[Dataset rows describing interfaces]
= = = = =
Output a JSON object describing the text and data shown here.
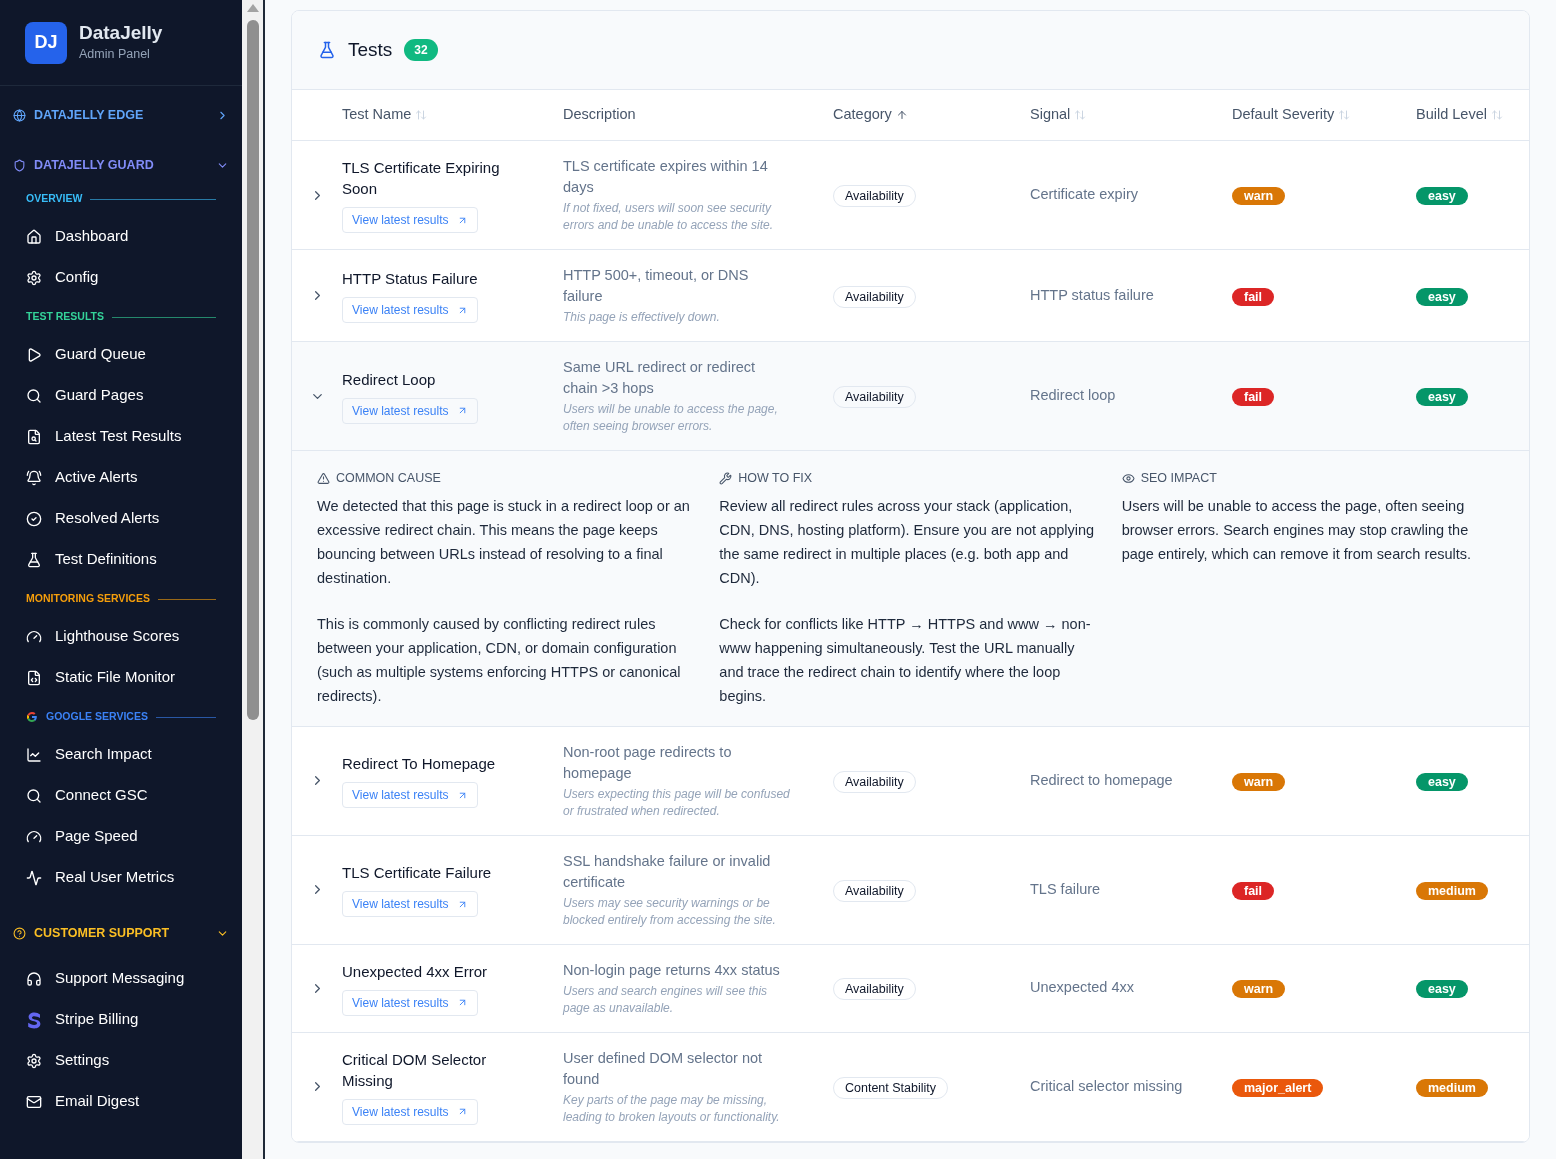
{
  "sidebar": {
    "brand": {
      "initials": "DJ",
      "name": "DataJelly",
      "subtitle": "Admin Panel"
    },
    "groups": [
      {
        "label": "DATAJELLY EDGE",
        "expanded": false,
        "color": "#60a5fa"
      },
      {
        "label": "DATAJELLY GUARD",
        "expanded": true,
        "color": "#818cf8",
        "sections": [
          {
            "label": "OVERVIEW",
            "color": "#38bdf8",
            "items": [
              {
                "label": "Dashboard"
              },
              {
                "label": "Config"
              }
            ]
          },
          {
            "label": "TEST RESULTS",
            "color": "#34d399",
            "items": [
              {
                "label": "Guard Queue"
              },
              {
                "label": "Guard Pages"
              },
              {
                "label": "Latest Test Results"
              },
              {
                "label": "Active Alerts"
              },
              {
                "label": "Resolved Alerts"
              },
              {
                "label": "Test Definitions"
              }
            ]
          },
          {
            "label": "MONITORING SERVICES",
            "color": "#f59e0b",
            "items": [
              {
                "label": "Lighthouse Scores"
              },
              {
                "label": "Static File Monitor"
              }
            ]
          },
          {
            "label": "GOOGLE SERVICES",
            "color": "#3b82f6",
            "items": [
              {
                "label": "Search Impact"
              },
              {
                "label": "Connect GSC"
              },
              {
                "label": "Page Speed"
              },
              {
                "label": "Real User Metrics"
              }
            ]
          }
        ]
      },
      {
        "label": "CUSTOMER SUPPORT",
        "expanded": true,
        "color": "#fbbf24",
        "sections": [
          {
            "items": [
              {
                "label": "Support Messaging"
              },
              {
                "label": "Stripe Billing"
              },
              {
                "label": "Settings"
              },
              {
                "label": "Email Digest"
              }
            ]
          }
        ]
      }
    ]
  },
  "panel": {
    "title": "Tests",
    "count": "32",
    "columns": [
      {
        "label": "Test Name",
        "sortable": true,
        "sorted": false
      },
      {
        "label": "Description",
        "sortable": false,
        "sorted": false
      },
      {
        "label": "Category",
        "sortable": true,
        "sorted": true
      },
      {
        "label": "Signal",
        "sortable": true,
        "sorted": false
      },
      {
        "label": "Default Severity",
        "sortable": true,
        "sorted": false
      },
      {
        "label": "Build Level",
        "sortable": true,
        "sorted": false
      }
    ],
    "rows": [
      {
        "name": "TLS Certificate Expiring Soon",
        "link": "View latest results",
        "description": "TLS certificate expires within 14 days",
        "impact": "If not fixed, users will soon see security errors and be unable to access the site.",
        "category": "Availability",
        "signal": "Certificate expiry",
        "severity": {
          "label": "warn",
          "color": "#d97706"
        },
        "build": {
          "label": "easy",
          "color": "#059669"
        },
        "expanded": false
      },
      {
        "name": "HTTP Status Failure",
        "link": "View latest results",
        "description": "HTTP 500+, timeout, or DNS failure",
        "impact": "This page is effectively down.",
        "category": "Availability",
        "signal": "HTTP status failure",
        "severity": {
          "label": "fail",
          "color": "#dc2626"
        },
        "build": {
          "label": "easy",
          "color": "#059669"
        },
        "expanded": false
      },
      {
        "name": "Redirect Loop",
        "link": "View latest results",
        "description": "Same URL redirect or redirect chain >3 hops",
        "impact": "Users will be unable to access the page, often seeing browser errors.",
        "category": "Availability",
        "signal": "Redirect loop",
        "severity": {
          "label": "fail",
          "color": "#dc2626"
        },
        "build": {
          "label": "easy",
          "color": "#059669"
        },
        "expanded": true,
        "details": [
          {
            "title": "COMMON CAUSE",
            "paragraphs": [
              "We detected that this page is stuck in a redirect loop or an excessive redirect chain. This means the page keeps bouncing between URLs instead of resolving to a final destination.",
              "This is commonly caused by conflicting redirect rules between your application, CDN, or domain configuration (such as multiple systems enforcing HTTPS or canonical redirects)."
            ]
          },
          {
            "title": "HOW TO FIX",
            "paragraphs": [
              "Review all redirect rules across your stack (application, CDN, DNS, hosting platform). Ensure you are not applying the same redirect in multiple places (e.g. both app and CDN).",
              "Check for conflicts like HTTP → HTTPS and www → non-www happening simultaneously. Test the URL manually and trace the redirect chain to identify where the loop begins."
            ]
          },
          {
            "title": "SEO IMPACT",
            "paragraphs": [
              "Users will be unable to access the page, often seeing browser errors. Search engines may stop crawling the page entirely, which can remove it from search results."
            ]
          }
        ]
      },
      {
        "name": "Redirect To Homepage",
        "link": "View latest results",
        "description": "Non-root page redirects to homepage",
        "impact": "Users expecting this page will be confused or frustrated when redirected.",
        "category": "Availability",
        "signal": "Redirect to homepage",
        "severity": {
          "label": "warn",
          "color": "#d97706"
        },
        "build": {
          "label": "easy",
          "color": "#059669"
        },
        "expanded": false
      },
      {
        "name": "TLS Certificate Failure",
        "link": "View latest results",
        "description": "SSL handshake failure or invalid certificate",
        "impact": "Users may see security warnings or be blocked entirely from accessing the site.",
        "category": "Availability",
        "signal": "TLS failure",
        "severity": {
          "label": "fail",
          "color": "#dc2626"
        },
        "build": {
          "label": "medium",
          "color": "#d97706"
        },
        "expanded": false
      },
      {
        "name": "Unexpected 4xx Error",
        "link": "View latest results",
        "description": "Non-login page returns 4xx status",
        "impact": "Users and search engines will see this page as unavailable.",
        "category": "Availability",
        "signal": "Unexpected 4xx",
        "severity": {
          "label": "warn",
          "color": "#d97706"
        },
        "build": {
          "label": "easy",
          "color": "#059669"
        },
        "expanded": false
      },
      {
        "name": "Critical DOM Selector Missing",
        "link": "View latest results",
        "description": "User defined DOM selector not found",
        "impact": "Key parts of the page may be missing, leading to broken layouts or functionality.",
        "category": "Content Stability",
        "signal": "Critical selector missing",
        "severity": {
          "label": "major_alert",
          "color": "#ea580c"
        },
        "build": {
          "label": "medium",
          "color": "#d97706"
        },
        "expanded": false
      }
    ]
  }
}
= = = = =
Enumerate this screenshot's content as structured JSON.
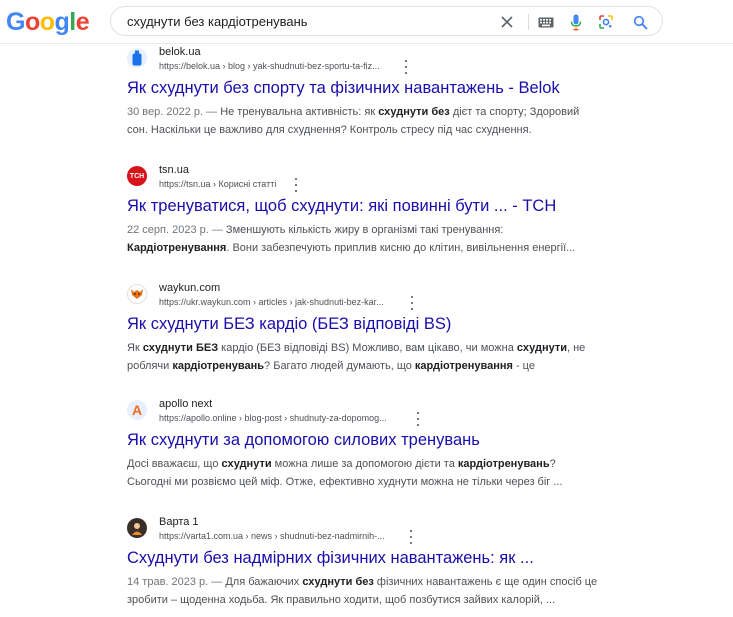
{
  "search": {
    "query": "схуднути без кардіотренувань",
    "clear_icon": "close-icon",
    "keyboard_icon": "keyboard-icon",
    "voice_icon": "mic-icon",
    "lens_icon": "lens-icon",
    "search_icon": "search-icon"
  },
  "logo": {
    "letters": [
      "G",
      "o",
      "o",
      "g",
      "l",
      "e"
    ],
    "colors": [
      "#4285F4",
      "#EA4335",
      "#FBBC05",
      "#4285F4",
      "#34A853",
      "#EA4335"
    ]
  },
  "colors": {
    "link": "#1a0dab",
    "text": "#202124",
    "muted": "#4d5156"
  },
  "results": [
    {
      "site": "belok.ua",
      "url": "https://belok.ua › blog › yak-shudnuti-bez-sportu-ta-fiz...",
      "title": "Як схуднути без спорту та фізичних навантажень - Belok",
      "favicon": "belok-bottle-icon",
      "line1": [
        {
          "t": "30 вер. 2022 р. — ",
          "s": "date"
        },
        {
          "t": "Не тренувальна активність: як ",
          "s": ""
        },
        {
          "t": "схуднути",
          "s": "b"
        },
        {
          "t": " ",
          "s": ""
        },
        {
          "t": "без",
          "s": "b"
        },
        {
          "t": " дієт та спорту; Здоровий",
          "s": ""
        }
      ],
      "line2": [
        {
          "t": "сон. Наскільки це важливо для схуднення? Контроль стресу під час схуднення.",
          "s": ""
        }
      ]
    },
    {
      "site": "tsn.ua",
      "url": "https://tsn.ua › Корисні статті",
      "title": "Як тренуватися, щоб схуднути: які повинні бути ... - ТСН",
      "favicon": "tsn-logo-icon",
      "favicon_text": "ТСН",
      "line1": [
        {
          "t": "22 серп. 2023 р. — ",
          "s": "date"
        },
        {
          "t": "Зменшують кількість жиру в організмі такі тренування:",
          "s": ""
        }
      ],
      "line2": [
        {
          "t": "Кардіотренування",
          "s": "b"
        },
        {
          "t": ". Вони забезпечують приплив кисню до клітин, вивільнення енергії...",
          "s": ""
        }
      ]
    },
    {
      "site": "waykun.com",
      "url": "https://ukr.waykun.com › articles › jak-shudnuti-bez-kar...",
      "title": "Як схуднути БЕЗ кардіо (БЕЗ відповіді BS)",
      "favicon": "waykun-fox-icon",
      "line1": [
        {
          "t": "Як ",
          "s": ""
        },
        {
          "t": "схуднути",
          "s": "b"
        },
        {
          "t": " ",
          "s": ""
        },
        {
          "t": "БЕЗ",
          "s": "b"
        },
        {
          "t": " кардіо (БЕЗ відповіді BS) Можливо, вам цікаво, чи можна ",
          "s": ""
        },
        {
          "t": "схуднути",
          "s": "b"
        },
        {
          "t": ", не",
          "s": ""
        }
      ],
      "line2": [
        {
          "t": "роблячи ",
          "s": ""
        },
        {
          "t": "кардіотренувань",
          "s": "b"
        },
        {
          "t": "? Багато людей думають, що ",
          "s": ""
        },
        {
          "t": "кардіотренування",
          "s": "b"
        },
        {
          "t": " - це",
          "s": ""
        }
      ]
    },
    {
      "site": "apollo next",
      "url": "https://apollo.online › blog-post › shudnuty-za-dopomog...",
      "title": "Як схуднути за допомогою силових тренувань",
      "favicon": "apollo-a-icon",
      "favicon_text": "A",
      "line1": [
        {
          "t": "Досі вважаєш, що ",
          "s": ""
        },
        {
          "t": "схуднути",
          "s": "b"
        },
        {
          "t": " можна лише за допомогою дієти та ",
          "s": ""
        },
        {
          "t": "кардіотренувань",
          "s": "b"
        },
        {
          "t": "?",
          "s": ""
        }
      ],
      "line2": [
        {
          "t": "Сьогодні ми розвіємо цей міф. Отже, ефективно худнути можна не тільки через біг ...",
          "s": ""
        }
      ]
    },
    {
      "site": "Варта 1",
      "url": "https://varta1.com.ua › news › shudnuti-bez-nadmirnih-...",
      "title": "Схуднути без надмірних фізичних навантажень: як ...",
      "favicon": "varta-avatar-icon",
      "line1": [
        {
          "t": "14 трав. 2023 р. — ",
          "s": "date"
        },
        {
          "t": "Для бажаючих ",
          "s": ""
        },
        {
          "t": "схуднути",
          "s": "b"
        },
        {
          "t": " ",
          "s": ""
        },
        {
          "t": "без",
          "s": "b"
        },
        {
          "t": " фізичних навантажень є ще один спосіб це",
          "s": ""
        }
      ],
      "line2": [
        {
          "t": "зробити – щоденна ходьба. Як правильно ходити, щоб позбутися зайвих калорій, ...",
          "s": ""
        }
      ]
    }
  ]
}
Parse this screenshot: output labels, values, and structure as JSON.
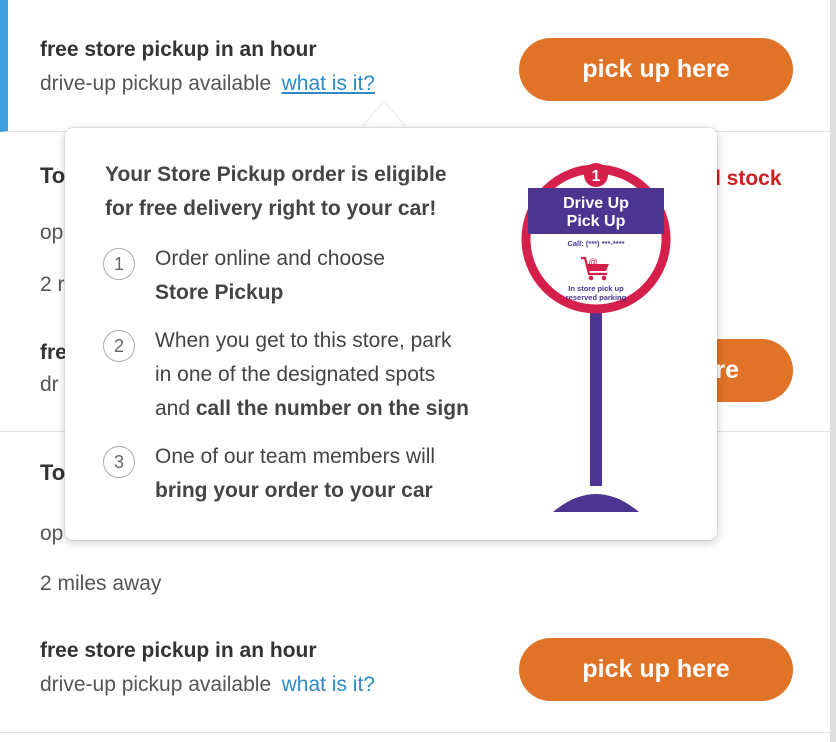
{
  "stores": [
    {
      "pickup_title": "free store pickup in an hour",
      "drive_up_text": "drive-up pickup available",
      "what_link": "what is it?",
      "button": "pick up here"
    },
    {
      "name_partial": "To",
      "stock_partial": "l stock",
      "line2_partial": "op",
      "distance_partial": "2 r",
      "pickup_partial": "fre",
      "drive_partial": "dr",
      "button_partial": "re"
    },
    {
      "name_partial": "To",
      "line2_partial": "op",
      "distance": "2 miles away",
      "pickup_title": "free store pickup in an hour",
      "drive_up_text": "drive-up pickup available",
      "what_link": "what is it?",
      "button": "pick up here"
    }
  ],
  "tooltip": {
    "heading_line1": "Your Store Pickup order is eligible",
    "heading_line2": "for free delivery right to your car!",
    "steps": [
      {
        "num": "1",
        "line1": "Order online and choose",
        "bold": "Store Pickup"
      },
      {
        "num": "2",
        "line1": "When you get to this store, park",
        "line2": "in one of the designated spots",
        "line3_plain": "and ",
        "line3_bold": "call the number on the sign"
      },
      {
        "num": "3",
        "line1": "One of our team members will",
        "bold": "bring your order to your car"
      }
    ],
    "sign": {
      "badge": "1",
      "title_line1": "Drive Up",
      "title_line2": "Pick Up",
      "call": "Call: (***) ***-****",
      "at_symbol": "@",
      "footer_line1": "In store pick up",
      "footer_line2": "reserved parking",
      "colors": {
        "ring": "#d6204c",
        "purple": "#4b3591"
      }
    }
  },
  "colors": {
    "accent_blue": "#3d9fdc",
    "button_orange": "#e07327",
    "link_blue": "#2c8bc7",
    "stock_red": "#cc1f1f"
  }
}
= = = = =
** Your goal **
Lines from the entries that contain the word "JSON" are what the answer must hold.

** Response **
Output a JSON object describing the text and data shown here.
Enumerate this screenshot's content as structured JSON.
Parse this screenshot: output labels, values, and structure as JSON.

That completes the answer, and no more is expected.